However, its job does not stop there, IL-33 also works in the nucleus of the tumour cell, which is critical, as it is this change that triggers the transformation in the immune cells, altering their function from fighting tumour growth to promoting it.

Current treatment for glioblastoma includes surgery, radiation, and chemotherapy, which can be effective, but is not curative. This type of tumour is very resilient; however, the researchers found that there is a way to stop the tumour’s growth.  

“We found that by stopping IL-33 from reaching the nucleus of the tumour cell, it crippled the entire process,” says Dr. Donna Senger, PhD, co-principal investigator on the study, and research associate professor at the CSM. “When we interrupt this step, the immune cells come into the tumour and can do the job they were meant to do: Attack the cancer.”

When the IL-33 process was disrupted, survival rates increased to over a year, from two months or less. While this study was in mice, glioblastomas in people behave similarly. The researchers say this discovery provides an additional strategy for the medical community to consider to contain and possibly destroy this fatal cancer. 

“New findings like this one advances our fundamental understanding of how we can potentially re-program our immune system precisely to attack and destroy glioblastoma and other cancers,” says Dr. Victor Ling, Terry Fox Research Institute (TFRI) president and scientific director.

“Our congratulations to this pan-Canadian team, led from the University of Calgary, for demonstrating how translational cancer research built on collaboration, and open and transparent data sharing, can have profound results.”

Robbins and Senger add that this finding can help shift the conversation and approach to fighting cancer to move beyond targeting the cancer cell to now include the host immune system as part of the artillery.

This story was prepared from a press release provided by Kelly Johnston from the Cumming School of Medicine at the University of Calgary.


Glioma-derived IL-33 orchestrates an inflammatory brain tumor microenvironment that accelerates glioma progression

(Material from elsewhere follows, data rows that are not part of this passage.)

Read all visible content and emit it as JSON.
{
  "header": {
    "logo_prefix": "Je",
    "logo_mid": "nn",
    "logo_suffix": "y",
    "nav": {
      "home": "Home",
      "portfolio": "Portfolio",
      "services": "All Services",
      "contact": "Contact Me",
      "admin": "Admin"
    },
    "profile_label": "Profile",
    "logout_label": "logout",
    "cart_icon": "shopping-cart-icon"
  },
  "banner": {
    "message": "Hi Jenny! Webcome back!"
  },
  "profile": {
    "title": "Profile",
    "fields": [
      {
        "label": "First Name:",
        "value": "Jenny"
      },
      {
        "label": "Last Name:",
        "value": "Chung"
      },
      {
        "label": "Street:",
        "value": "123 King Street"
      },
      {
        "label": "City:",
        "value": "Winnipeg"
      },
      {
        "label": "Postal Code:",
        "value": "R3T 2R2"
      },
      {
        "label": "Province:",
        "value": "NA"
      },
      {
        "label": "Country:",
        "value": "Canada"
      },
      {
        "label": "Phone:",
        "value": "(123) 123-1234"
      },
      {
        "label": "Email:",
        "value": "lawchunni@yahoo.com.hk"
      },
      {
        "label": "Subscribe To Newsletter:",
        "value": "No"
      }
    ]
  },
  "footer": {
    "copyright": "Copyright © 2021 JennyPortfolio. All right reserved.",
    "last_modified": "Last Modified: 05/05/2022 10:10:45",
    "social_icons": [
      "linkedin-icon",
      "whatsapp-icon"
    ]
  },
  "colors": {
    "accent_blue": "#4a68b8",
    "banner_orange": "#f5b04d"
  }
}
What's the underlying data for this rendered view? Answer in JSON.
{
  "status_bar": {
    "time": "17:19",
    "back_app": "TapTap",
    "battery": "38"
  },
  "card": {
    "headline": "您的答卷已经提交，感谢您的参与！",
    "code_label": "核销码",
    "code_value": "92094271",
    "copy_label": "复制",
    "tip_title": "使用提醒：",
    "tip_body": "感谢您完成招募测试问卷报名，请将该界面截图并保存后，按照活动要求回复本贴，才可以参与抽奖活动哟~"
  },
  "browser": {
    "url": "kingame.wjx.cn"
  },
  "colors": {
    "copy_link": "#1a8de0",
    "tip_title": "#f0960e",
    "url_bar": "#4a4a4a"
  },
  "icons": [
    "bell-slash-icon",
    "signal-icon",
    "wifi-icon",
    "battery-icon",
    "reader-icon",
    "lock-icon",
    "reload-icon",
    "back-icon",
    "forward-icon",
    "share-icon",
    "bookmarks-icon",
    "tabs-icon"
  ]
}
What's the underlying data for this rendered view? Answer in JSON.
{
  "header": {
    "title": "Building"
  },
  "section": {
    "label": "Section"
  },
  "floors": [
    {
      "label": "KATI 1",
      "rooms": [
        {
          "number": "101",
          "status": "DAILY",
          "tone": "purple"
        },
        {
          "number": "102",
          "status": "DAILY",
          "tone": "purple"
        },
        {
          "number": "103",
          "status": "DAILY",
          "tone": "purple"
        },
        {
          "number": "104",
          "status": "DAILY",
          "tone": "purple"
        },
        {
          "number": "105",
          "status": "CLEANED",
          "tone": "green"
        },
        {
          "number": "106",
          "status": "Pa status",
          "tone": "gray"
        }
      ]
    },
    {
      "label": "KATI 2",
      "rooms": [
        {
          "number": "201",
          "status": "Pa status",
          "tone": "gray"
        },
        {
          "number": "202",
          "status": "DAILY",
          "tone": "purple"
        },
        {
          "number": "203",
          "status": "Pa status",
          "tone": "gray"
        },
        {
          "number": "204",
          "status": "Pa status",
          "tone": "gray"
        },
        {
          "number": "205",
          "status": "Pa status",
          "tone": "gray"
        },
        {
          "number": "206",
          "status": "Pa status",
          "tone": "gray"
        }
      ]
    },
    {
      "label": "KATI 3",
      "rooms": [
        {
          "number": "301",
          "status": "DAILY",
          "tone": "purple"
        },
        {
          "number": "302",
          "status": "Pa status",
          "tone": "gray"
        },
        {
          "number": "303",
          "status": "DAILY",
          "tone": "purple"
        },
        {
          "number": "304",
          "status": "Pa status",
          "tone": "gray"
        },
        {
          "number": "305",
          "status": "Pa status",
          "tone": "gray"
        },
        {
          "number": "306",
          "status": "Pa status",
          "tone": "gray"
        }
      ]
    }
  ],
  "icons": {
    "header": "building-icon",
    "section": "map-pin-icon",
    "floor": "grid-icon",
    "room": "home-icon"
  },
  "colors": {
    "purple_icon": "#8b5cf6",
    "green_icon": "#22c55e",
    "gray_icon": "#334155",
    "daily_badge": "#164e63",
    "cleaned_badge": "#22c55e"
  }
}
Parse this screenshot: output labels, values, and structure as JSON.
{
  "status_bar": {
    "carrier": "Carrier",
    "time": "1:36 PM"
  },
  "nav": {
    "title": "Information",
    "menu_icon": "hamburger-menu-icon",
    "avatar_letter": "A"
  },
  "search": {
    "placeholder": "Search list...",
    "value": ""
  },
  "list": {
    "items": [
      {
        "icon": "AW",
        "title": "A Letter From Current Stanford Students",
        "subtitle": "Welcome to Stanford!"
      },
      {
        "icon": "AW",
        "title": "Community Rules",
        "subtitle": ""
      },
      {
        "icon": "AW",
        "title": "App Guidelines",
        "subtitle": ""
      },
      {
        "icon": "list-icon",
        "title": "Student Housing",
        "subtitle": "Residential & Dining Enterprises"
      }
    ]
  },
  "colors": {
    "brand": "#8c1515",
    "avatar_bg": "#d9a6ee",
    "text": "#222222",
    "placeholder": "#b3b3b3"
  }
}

These two studies were partially funded by a Terry Fox Research Institute Translational Research Program Grant to Modeling and Therapeutic Targeting of the Clinical and Genetic Diversity In Glioblastoma Multiforme